I started treadmilling 3 - 4 miles a day, 6 - 7 days a week, for 30 minutes a day. Recently someone told me this could have adverse effects on my knees and joints. Is this true?

Kneed to know

Dear Kneed to know,

Lots of studies have been done on the long-term effects of running on knee health. As a whole, runners seem to have no greater amount of joint destruction or incidence of arthritis than non-runners. In fact, people who are inactive have more mobility problems later in life than their energetic counterparts. Of course, individual variations, such as the way a person trains, one's mileage, rest, recovery, and diet, and the structure of his or her bones and joints, also can have an impact on the health status of knees and other joints.

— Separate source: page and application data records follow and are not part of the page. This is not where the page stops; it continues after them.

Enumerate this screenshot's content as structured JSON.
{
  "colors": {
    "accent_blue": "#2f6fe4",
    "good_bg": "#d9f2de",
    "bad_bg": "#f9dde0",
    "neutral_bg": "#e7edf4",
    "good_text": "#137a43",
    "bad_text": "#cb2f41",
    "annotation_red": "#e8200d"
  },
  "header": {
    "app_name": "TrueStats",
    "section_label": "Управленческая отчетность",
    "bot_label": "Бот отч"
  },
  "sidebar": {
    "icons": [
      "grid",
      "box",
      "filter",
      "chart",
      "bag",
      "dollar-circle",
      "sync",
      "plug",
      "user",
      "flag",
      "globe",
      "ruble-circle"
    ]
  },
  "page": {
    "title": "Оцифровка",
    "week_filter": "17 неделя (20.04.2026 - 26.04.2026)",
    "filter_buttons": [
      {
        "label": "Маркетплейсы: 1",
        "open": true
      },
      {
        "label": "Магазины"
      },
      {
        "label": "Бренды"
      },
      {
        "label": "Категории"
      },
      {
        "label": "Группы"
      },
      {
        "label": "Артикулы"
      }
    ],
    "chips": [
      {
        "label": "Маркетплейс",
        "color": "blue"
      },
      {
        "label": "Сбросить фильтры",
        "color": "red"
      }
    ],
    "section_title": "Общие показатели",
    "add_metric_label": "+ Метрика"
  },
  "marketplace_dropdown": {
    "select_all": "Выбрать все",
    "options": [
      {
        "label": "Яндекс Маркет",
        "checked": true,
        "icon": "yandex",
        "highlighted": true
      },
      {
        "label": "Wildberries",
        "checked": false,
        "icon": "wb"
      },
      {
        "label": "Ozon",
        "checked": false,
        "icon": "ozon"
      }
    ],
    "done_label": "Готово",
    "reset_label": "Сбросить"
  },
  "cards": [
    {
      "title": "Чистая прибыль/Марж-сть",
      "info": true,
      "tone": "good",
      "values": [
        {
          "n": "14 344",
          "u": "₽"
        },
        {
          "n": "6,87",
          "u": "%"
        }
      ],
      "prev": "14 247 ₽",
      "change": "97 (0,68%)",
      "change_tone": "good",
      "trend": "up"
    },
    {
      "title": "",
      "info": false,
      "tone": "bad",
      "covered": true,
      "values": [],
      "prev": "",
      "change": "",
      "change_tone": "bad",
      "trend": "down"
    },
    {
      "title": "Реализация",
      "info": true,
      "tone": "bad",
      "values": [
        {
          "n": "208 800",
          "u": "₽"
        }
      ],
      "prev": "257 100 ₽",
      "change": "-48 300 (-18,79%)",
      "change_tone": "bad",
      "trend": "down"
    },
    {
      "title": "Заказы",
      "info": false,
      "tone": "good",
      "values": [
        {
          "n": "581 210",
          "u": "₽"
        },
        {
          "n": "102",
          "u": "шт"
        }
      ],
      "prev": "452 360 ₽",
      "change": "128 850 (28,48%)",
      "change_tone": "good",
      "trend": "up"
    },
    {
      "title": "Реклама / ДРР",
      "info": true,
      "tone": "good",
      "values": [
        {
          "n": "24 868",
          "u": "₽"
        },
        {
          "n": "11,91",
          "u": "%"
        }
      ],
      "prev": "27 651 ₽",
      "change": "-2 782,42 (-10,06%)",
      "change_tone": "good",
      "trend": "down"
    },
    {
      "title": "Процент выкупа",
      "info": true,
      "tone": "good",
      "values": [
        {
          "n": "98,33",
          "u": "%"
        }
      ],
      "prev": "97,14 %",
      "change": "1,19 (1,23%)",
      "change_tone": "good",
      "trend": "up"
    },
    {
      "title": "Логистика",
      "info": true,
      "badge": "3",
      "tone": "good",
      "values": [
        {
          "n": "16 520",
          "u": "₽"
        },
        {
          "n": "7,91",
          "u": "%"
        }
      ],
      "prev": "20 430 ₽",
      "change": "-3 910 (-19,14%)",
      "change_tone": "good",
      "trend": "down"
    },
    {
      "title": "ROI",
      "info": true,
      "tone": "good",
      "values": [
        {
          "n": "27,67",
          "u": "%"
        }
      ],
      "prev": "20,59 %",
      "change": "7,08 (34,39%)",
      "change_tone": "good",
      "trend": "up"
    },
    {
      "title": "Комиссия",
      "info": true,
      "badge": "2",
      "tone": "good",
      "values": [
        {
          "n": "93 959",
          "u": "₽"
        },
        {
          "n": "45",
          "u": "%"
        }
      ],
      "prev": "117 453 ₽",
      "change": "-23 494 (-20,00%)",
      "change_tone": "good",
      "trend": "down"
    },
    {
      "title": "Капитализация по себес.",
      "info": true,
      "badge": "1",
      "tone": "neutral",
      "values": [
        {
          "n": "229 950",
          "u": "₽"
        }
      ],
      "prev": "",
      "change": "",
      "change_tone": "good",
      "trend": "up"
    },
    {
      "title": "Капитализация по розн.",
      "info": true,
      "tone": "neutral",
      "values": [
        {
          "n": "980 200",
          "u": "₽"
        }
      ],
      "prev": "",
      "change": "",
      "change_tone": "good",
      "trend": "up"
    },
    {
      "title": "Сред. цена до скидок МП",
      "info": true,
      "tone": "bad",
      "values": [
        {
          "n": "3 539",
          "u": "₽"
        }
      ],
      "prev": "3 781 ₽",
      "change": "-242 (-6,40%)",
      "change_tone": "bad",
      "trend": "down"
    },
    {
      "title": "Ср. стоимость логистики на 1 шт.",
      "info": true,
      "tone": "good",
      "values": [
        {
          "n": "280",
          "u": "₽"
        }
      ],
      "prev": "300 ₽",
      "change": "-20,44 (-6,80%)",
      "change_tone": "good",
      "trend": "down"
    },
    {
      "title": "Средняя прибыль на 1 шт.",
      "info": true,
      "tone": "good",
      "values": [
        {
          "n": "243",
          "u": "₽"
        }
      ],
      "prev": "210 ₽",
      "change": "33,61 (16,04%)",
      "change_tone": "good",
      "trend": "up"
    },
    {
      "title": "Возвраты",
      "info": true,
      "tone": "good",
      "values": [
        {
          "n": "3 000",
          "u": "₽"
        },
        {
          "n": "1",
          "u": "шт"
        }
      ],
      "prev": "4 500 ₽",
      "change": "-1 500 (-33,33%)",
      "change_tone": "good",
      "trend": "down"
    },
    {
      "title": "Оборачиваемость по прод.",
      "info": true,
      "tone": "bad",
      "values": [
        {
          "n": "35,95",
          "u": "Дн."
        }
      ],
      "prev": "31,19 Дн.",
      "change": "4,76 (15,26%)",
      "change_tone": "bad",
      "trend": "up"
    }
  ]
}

So, how does this information relate to you? A few concerns come to mind based on the description you give of your training. First of all, it sounds as though you began using the treadmill at a rather high level of exercise. This may cause injury if your joints, muscles, and connective tissue (e.g., ligaments, tendons) are not strong enough to support all of this work. A safe, progressive training program involves increasing duration or intensity by no more than 10 percent per week. (What this means is, if you begin by running 20 minutes the first week, you would increase your time by 2 minutes the second week, and so on.) This gradation computation gives your body a chance to adapt to the growing demands of the activity.

Also, running seven days a week does not allow your muscles the rest and recovery they require for repair and strengthening. Injuries may occur more frequently in people with fatigued muscles. If you feel you must do something every day, try activities that utilize muscles not involved in running, such as upper body weight training. You may wish to use your treadmill a few times a week, and cross-train by swimming or cycling on other days, challenging and strengthening your muscles in different ways. By doing so, you can alleviate the concern of overuse. Varying exercise may also sustain your interest — many people get burned out by doing the same activity day after day after day.

Another consideration is to do some weight training for your leg muscles. It's highly recommended to strengthen the muscles, tendons, and ligaments that support the knee. Knee stretches contains "how-to's" on leg shaping exercises and a description of each muscle or group of muscles that will benefit from such workouts. Many people neglect these exercises because they mistakenly think that their legs are "getting all the exercise they need" from their aerobic activity.

Alice